■ Available records

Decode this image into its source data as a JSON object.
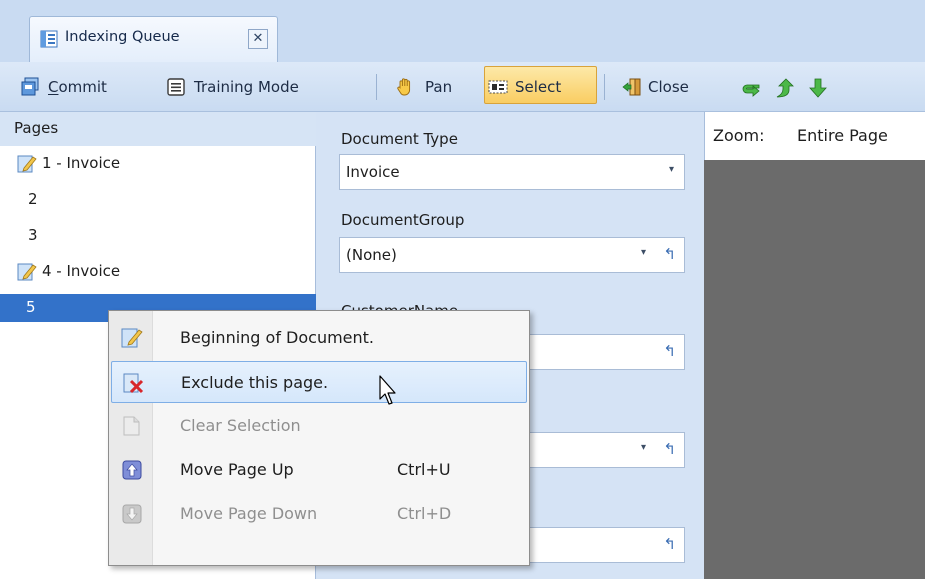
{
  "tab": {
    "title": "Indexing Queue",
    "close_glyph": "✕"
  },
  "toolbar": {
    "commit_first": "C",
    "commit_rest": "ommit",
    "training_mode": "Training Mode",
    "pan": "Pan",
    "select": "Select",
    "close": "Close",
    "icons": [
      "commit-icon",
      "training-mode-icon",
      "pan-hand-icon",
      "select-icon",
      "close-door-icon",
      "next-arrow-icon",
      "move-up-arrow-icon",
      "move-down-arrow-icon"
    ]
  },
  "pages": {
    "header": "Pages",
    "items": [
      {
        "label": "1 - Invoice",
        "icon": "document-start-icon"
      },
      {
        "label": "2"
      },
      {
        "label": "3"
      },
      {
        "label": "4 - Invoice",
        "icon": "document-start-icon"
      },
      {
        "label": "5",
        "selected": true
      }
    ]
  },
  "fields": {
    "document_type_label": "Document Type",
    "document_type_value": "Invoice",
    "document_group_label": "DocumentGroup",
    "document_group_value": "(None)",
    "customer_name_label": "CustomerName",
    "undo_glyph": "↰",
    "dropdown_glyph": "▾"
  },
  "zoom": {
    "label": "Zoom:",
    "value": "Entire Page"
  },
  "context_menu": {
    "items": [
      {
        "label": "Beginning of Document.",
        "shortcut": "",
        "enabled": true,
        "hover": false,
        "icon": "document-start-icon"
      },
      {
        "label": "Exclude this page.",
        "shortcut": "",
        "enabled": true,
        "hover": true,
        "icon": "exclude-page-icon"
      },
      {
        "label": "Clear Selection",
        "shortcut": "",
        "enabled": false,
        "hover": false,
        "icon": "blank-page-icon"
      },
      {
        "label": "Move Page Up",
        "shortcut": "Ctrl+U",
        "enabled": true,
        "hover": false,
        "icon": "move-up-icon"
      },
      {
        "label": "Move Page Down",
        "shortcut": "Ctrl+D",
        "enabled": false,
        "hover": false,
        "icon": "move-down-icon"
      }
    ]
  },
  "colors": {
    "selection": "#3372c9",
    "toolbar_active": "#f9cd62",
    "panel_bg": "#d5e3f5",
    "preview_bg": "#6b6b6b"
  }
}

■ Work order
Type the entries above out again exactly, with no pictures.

■ Problem solution
Decode this image into its source data as a JSON object.
{
  "tab": {
    "title": "Indexing Queue",
    "close_glyph": "✕"
  },
  "toolbar": {
    "commit_first": "C",
    "commit_rest": "ommit",
    "training_mode": "Training Mode",
    "pan": "Pan",
    "select": "Select",
    "close": "Close",
    "icons": [
      "commit-icon",
      "training-mode-icon",
      "pan-hand-icon",
      "select-icon",
      "close-door-icon",
      "next-arrow-icon",
      "move-up-arrow-icon",
      "move-down-arrow-icon"
    ]
  },
  "pages": {
    "header": "Pages",
    "items": [
      {
        "label": "1 - Invoice",
        "icon": "document-start-icon"
      },
      {
        "label": "2"
      },
      {
        "label": "3"
      },
      {
        "label": "4 - Invoice",
        "icon": "document-start-icon"
      },
      {
        "label": "5",
        "selected": true
      }
    ]
  },
  "fields": {
    "document_type_label": "Document Type",
    "document_type_value": "Invoice",
    "document_group_label": "DocumentGroup",
    "document_group_value": "(None)",
    "customer_name_label": "CustomerName",
    "undo_glyph": "↰",
    "dropdown_glyph": "▾"
  },
  "zoom": {
    "label": "Zoom:",
    "value": "Entire Page"
  },
  "context_menu": {
    "items": [
      {
        "label": "Beginning of Document.",
        "shortcut": "",
        "enabled": true,
        "hover": false,
        "icon": "document-start-icon"
      },
      {
        "label": "Exclude this page.",
        "shortcut": "",
        "enabled": true,
        "hover": true,
        "icon": "exclude-page-icon"
      },
      {
        "label": "Clear Selection",
        "shortcut": "",
        "enabled": false,
        "hover": false,
        "icon": "blank-page-icon"
      },
      {
        "label": "Move Page Up",
        "shortcut": "Ctrl+U",
        "enabled": true,
        "hover": false,
        "icon": "move-up-icon"
      },
      {
        "label": "Move Page Down",
        "shortcut": "Ctrl+D",
        "enabled": false,
        "hover": false,
        "icon": "move-down-icon"
      }
    ]
  },
  "colors": {
    "selection": "#3372c9",
    "toolbar_active": "#f9cd62",
    "panel_bg": "#d5e3f5",
    "preview_bg": "#6b6b6b"
  }
}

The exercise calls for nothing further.